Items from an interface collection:
■ ■ ■ ■ ■ ■ ■

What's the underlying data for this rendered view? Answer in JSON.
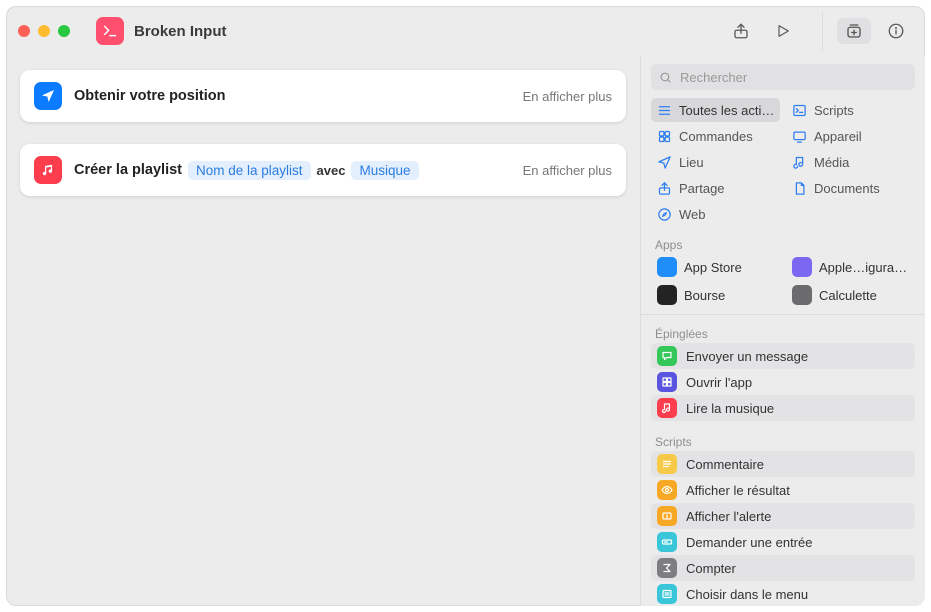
{
  "title": "Broken Input",
  "main": {
    "cards": [
      {
        "icon": "location-arrow",
        "icon_color": "blue",
        "title": "Obtenir votre position",
        "tokens": [],
        "show_more": "En afficher plus"
      },
      {
        "icon": "music-note",
        "icon_color": "red",
        "title": "Créer la playlist",
        "tokens": [
          {
            "type": "field",
            "text": "Nom de la playlist"
          },
          {
            "type": "text",
            "text": "avec"
          },
          {
            "type": "field",
            "text": "Musique"
          }
        ],
        "show_more": "En afficher plus"
      }
    ]
  },
  "sidebar": {
    "search_placeholder": "Rechercher",
    "categories": [
      {
        "label": "Toutes les acti…",
        "icon": "list",
        "selected": true
      },
      {
        "label": "Scripts",
        "icon": "terminal",
        "selected": false
      },
      {
        "label": "Commandes",
        "icon": "grid",
        "selected": false
      },
      {
        "label": "Appareil",
        "icon": "device",
        "selected": false
      },
      {
        "label": "Lieu",
        "icon": "location",
        "selected": false
      },
      {
        "label": "Média",
        "icon": "note",
        "selected": false
      },
      {
        "label": "Partage",
        "icon": "share",
        "selected": false
      },
      {
        "label": "Documents",
        "icon": "doc",
        "selected": false
      },
      {
        "label": "Web",
        "icon": "safari",
        "selected": false
      }
    ],
    "apps_title": "Apps",
    "apps": [
      {
        "label": "App Store",
        "color": "#1f8ef9"
      },
      {
        "label": "Apple…igurator",
        "color": "#7a67f2"
      },
      {
        "label": "Bourse",
        "color": "#232323"
      },
      {
        "label": "Calculette",
        "color": "#6b6b6e"
      }
    ],
    "pinned_title": "Épinglées",
    "pinned": [
      {
        "label": "Envoyer un message",
        "color": "#34c759",
        "icon": "bubble"
      },
      {
        "label": "Ouvrir l'app",
        "color": "#5a55e0",
        "icon": "grid"
      },
      {
        "label": "Lire la musique",
        "color": "#fb3d4e",
        "icon": "note"
      }
    ],
    "scripts_title": "Scripts",
    "scripts": [
      {
        "label": "Commentaire",
        "color": "#f7c948",
        "icon": "lines"
      },
      {
        "label": "Afficher le résultat",
        "color": "#f7a925",
        "icon": "eye"
      },
      {
        "label": "Afficher l'alerte",
        "color": "#f7a925",
        "icon": "alert"
      },
      {
        "label": "Demander une entrée",
        "color": "#39c6d9",
        "icon": "input"
      },
      {
        "label": "Compter",
        "color": "#7d7d82",
        "icon": "sum"
      },
      {
        "label": "Choisir dans le menu",
        "color": "#39c6d9",
        "icon": "menu"
      }
    ]
  }
}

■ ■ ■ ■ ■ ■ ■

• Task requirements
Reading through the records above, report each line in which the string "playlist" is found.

• Task result
        "title": "Créer la playlist",
            "text": "Nom de la playlist"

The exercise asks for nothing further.